Data extracted from a collection
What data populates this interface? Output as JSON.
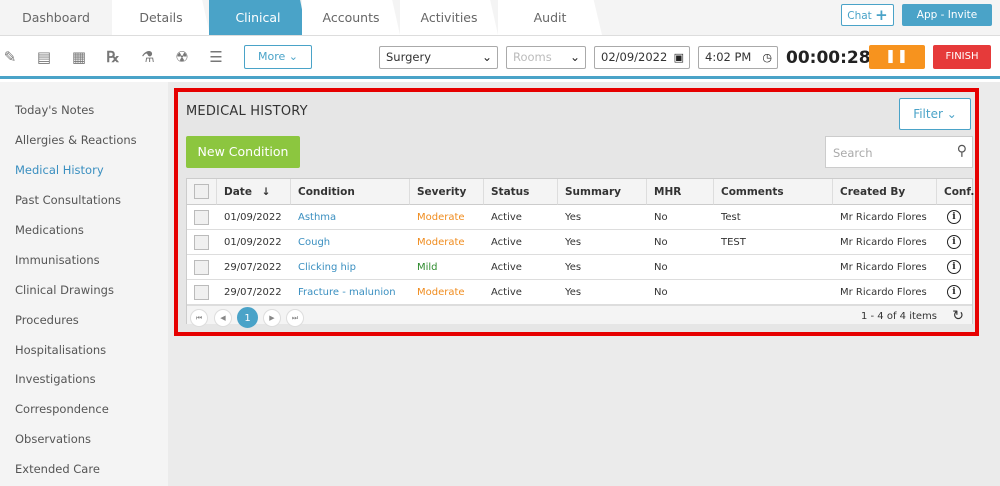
{
  "tabs": [
    {
      "label": "Dashboard"
    },
    {
      "label": "Details"
    },
    {
      "label": "Clinical"
    },
    {
      "label": "Accounts"
    },
    {
      "label": "Activities"
    },
    {
      "label": "Audit"
    }
  ],
  "header": {
    "chat_label": "Chat",
    "invite_label": "App - Invite"
  },
  "toolbar": {
    "more_label": "More",
    "location_value": "Surgery",
    "rooms_placeholder": "Rooms",
    "date_value": "02/09/2022",
    "time_value": "4:02 PM",
    "timer": "00:00:28",
    "finish_label": "FINISH",
    "icons": [
      "notes-icon",
      "document-icon",
      "form-icon",
      "rx-icon",
      "lab-icon",
      "radiation-icon",
      "stack-icon"
    ]
  },
  "sidebar": {
    "items": [
      {
        "label": "Today's Notes"
      },
      {
        "label": "Allergies & Reactions"
      },
      {
        "label": "Medical History"
      },
      {
        "label": "Past Consultations"
      },
      {
        "label": "Medications"
      },
      {
        "label": "Immunisations"
      },
      {
        "label": "Clinical Drawings"
      },
      {
        "label": "Procedures"
      },
      {
        "label": "Hospitalisations"
      },
      {
        "label": "Investigations"
      },
      {
        "label": "Correspondence"
      },
      {
        "label": "Observations"
      },
      {
        "label": "Extended Care"
      }
    ]
  },
  "panel": {
    "title": "MEDICAL HISTORY",
    "filter_label": "Filter",
    "new_button": "New Condition",
    "search_placeholder": "Search"
  },
  "table": {
    "columns": [
      "Date",
      "Condition",
      "Severity",
      "Status",
      "Summary",
      "MHR",
      "Comments",
      "Created By",
      "Conf."
    ],
    "rows": [
      {
        "date": "01/09/2022",
        "condition": "Asthma",
        "severity": "Moderate",
        "status": "Active",
        "summary": "Yes",
        "mhr": "No",
        "comments": "Test",
        "created_by": "Mr Ricardo Flores"
      },
      {
        "date": "01/09/2022",
        "condition": "Cough",
        "severity": "Moderate",
        "status": "Active",
        "summary": "Yes",
        "mhr": "No",
        "comments": "TEST",
        "created_by": "Mr Ricardo Flores"
      },
      {
        "date": "29/07/2022",
        "condition": "Clicking hip",
        "severity": "Mild",
        "status": "Active",
        "summary": "Yes",
        "mhr": "No",
        "comments": "",
        "created_by": "Mr Ricardo Flores"
      },
      {
        "date": "29/07/2022",
        "condition": "Fracture - malunion",
        "severity": "Moderate",
        "status": "Active",
        "summary": "Yes",
        "mhr": "No",
        "comments": "",
        "created_by": "Mr Ricardo Flores"
      }
    ],
    "current_page": "1",
    "items_summary": "1 - 4 of 4 items"
  },
  "colors": {
    "accent": "#4aa3c8",
    "new_button": "#8cc63f",
    "pause": "#f7931e",
    "finish": "#e63a3a",
    "highlight_border": "#e60000",
    "moderate": "#f08c1e",
    "mild": "#2e8b2e"
  }
}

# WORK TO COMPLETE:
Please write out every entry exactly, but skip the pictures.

# WRITTEN ANSWER:
What data populates this interface? Output as JSON.
{
  "tabs": [
    {
      "label": "Dashboard"
    },
    {
      "label": "Details"
    },
    {
      "label": "Clinical"
    },
    {
      "label": "Accounts"
    },
    {
      "label": "Activities"
    },
    {
      "label": "Audit"
    }
  ],
  "header": {
    "chat_label": "Chat",
    "invite_label": "App - Invite"
  },
  "toolbar": {
    "more_label": "More",
    "location_value": "Surgery",
    "rooms_placeholder": "Rooms",
    "date_value": "02/09/2022",
    "time_value": "4:02 PM",
    "timer": "00:00:28",
    "finish_label": "FINISH",
    "icons": [
      "notes-icon",
      "document-icon",
      "form-icon",
      "rx-icon",
      "lab-icon",
      "radiation-icon",
      "stack-icon"
    ]
  },
  "sidebar": {
    "items": [
      {
        "label": "Today's Notes"
      },
      {
        "label": "Allergies & Reactions"
      },
      {
        "label": "Medical History"
      },
      {
        "label": "Past Consultations"
      },
      {
        "label": "Medications"
      },
      {
        "label": "Immunisations"
      },
      {
        "label": "Clinical Drawings"
      },
      {
        "label": "Procedures"
      },
      {
        "label": "Hospitalisations"
      },
      {
        "label": "Investigations"
      },
      {
        "label": "Correspondence"
      },
      {
        "label": "Observations"
      },
      {
        "label": "Extended Care"
      }
    ]
  },
  "panel": {
    "title": "MEDICAL HISTORY",
    "filter_label": "Filter",
    "new_button": "New Condition",
    "search_placeholder": "Search"
  },
  "table": {
    "columns": [
      "Date",
      "Condition",
      "Severity",
      "Status",
      "Summary",
      "MHR",
      "Comments",
      "Created By",
      "Conf."
    ],
    "rows": [
      {
        "date": "01/09/2022",
        "condition": "Asthma",
        "severity": "Moderate",
        "status": "Active",
        "summary": "Yes",
        "mhr": "No",
        "comments": "Test",
        "created_by": "Mr Ricardo Flores"
      },
      {
        "date": "01/09/2022",
        "condition": "Cough",
        "severity": "Moderate",
        "status": "Active",
        "summary": "Yes",
        "mhr": "No",
        "comments": "TEST",
        "created_by": "Mr Ricardo Flores"
      },
      {
        "date": "29/07/2022",
        "condition": "Clicking hip",
        "severity": "Mild",
        "status": "Active",
        "summary": "Yes",
        "mhr": "No",
        "comments": "",
        "created_by": "Mr Ricardo Flores"
      },
      {
        "date": "29/07/2022",
        "condition": "Fracture - malunion",
        "severity": "Moderate",
        "status": "Active",
        "summary": "Yes",
        "mhr": "No",
        "comments": "",
        "created_by": "Mr Ricardo Flores"
      }
    ],
    "current_page": "1",
    "items_summary": "1 - 4 of 4 items"
  },
  "colors": {
    "accent": "#4aa3c8",
    "new_button": "#8cc63f",
    "pause": "#f7931e",
    "finish": "#e63a3a",
    "highlight_border": "#e60000",
    "moderate": "#f08c1e",
    "mild": "#2e8b2e"
  }
}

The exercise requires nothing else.